How to Be a Good Poker Player

Poker is a card game that has become increasingly popular worldwide. It is a game of calculation and logic, and it can teach you how to think through complex problems. It can also help you develop a good level of patience, which is an invaluable skill in the business world. In addition, it is a great way to relieve stress.

The game involves betting between players by raising or folding their cards. In the end, the player with the best hand wins the pot. Players place bets based on the probability of having a specific hand, and the amount of money they wish to win. Generally, the more hands you have in the game, the bigger your chances of winning the pot are.

While there is a large degree of chance involved in any poker game, the long-term expectation of a professional poker player is mostly determined by their decision-making and psychology. To do this, they must be able to make decisions under uncertainty. This is a useful skill for many areas of life, including finance and science.

To learn the game, you need to understand basic poker terminology. Ante – the first, usually small, amount of money that all players must put up before being dealt in. Call – to call someone’s bet and continue the round. Raise – to increase the size of your bet by adding more money. You must be able to calculate the probability of having a certain card on the next street and compare it to the cost of raising your bet. If you raise too high, you may lose more than you gain.
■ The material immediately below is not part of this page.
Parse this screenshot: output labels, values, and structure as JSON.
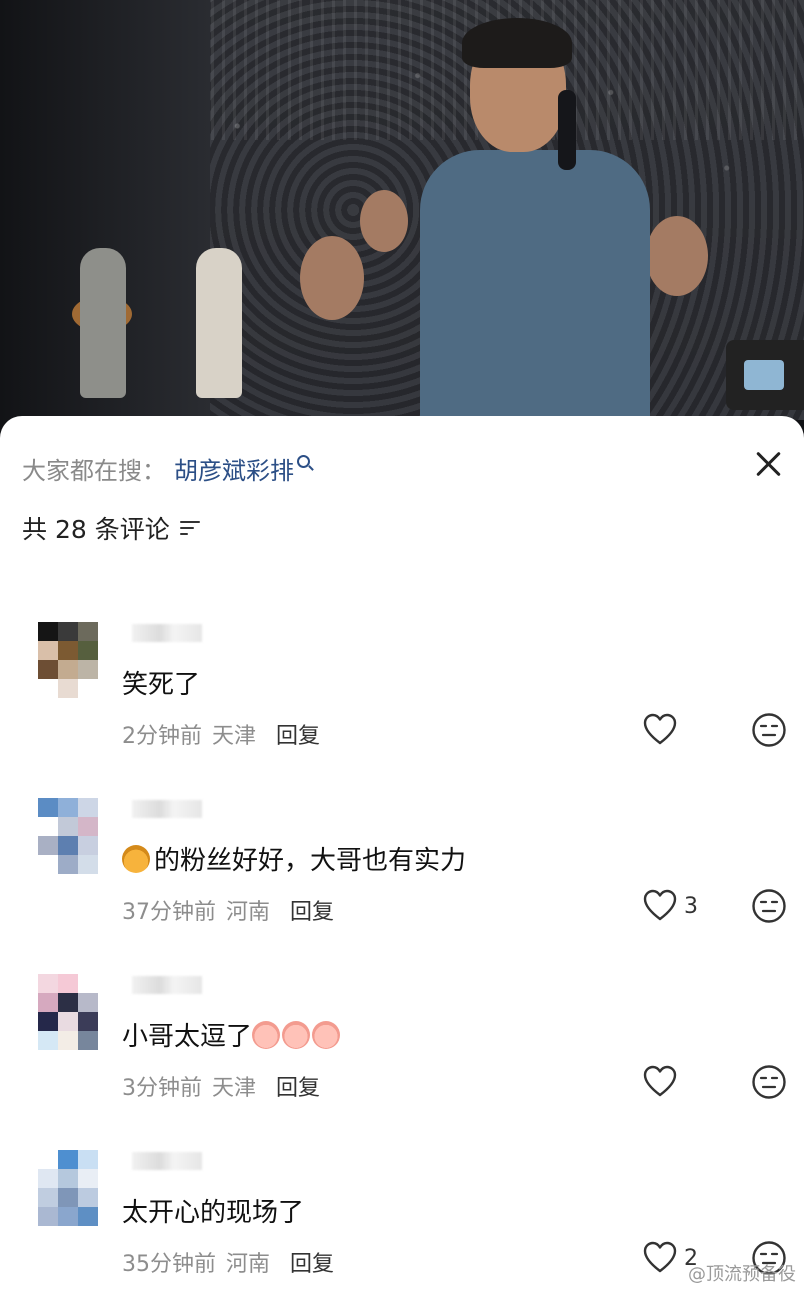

In poker, you can also use the flop, turn, and river to improve your hand. If you have a weak hand, it is best to fold before the flop. If you have a strong one, you can bet aggressively in order to force other players to fold. This is called a “bluff” and can be very effective.

If you want to be a professional poker player, you must know how to analyze your opponents and predict their next moves. This will allow you to make more accurate bets. You will also need to be able to read body language and facial expressions to pick up on your opponents’ emotions.

Lastly, you must be able to concentrate. If you aren’t focused, you can miss important information about your opponent’s strategy and even the cards in their hands. Moreover, if you are too emotional, you will be more likely to make mistakes that could cost you the game. This is why it is crucial to be able to remain calm and make quick decisions. As you practice, you will develop these skills. This will allow you to play better and achieve your goals faster. You will eventually become a million-dollar winner on the pro circuit. However, you should always play responsibly and only gamble with money that you can afford to lose.